(DATASET EXCERPTS begins)
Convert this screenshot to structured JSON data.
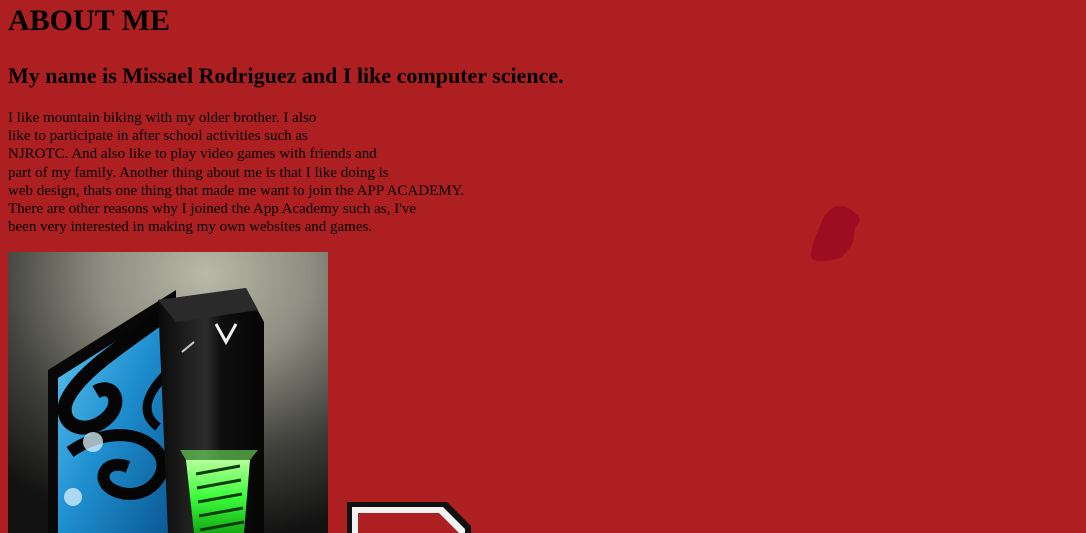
{
  "header": {
    "title": "ABOUT ME",
    "subtitle": "My name is Missael Rodriguez and I like computer science."
  },
  "bio": {
    "lines": [
      "I like mountain biking with my older brother. I also",
      "like to participate in after school activities such as",
      "NJROTC. And also like to play video games with friends and",
      "part of my family. Another thing about me is that I like doing is",
      "web design, thats one thing that made me want to join the APP ACADEMY.",
      "There are other reasons why I joined the App Academy such as, I've",
      "been very interested in making my own websites and games."
    ]
  },
  "images": {
    "computer": "gaming-pc-tower-image",
    "decoration": "red-blob-image",
    "sign": "red-sign-image"
  },
  "colors": {
    "background": "#ae1f21",
    "text": "#000000",
    "blob": "#9c0d22",
    "pc_glow": "#3cff3c",
    "pc_panel": "#2aa8e6"
  }
}
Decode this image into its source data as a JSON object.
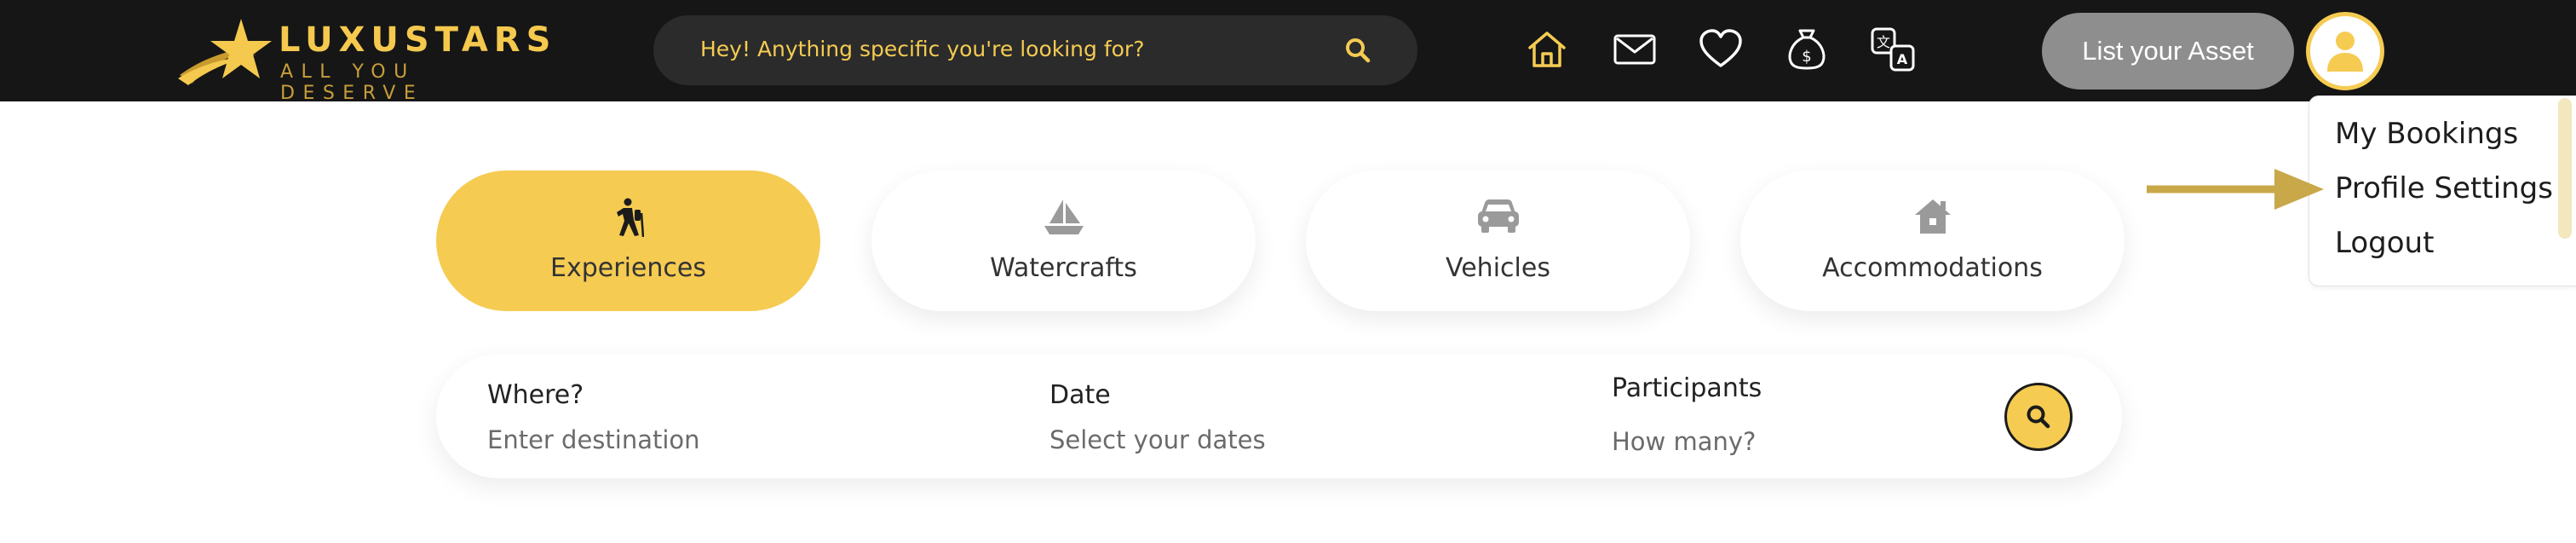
{
  "brand": {
    "name": "LUXUSTARS",
    "tagline": "ALL YOU DESERVE"
  },
  "header": {
    "search": {
      "placeholder": "Hey! Anything specific you're looking for?",
      "icon": "search-icon"
    },
    "nav_icons": [
      "home-icon",
      "mail-icon",
      "heart-icon",
      "money-bag-icon",
      "translate-icon"
    ],
    "list_asset_label": "List your Asset",
    "avatar_icon": "user-icon"
  },
  "user_menu": {
    "items": [
      {
        "label": "My Bookings"
      },
      {
        "label": "Profile Settings",
        "highlighted": true
      },
      {
        "label": "Logout"
      }
    ]
  },
  "categories": [
    {
      "label": "Experiences",
      "icon": "hiker-icon",
      "selected": true
    },
    {
      "label": "Watercrafts",
      "icon": "sailboat-icon",
      "selected": false
    },
    {
      "label": "Vehicles",
      "icon": "car-icon",
      "selected": false
    },
    {
      "label": "Accommodations",
      "icon": "house-icon",
      "selected": false
    }
  ],
  "booking_form": {
    "where": {
      "label": "Where?",
      "placeholder": "Enter destination"
    },
    "date": {
      "label": "Date",
      "placeholder": "Select your dates"
    },
    "participants": {
      "label": "Participants",
      "placeholder": "How many?"
    },
    "submit_icon": "search-icon"
  },
  "colors": {
    "accent": "#f5cb52",
    "topbar": "#161616",
    "search_bg": "#2b2b2b",
    "list_asset_bg": "#8e8e8e",
    "arrow": "#c9a84a",
    "icon_gray": "#9a9a9a"
  }
}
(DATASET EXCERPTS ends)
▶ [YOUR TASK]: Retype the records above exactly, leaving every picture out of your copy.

▶ [ANSWER TO THIS TASK]:
Convert this screenshot to structured JSON data.
{
  "header": {
    "title": "ABOUT ME",
    "subtitle": "My name is Missael Rodriguez and I like computer science."
  },
  "bio": {
    "lines": [
      "I like mountain biking with my older brother. I also",
      "like to participate in after school activities such as",
      "NJROTC. And also like to play video games with friends and",
      "part of my family. Another thing about me is that I like doing is",
      "web design, thats one thing that made me want to join the APP ACADEMY.",
      "There are other reasons why I joined the App Academy such as, I've",
      "been very interested in making my own websites and games."
    ]
  },
  "images": {
    "computer": "gaming-pc-tower-image",
    "decoration": "red-blob-image",
    "sign": "red-sign-image"
  },
  "colors": {
    "background": "#ae1f21",
    "text": "#000000",
    "blob": "#9c0d22",
    "pc_glow": "#3cff3c",
    "pc_panel": "#2aa8e6"
  }
}
Decode this image into its source data as a JSON object.
{
  "brand": {
    "name": "LUXUSTARS",
    "tagline": "ALL YOU DESERVE"
  },
  "header": {
    "search": {
      "placeholder": "Hey! Anything specific you're looking for?",
      "icon": "search-icon"
    },
    "nav_icons": [
      "home-icon",
      "mail-icon",
      "heart-icon",
      "money-bag-icon",
      "translate-icon"
    ],
    "list_asset_label": "List your Asset",
    "avatar_icon": "user-icon"
  },
  "user_menu": {
    "items": [
      {
        "label": "My Bookings"
      },
      {
        "label": "Profile Settings",
        "highlighted": true
      },
      {
        "label": "Logout"
      }
    ]
  },
  "categories": [
    {
      "label": "Experiences",
      "icon": "hiker-icon",
      "selected": true
    },
    {
      "label": "Watercrafts",
      "icon": "sailboat-icon",
      "selected": false
    },
    {
      "label": "Vehicles",
      "icon": "car-icon",
      "selected": false
    },
    {
      "label": "Accommodations",
      "icon": "house-icon",
      "selected": false
    }
  ],
  "booking_form": {
    "where": {
      "label": "Where?",
      "placeholder": "Enter destination"
    },
    "date": {
      "label": "Date",
      "placeholder": "Select your dates"
    },
    "participants": {
      "label": "Participants",
      "placeholder": "How many?"
    },
    "submit_icon": "search-icon"
  },
  "colors": {
    "accent": "#f5cb52",
    "topbar": "#161616",
    "search_bg": "#2b2b2b",
    "list_asset_bg": "#8e8e8e",
    "arrow": "#c9a84a",
    "icon_gray": "#9a9a9a"
  }
}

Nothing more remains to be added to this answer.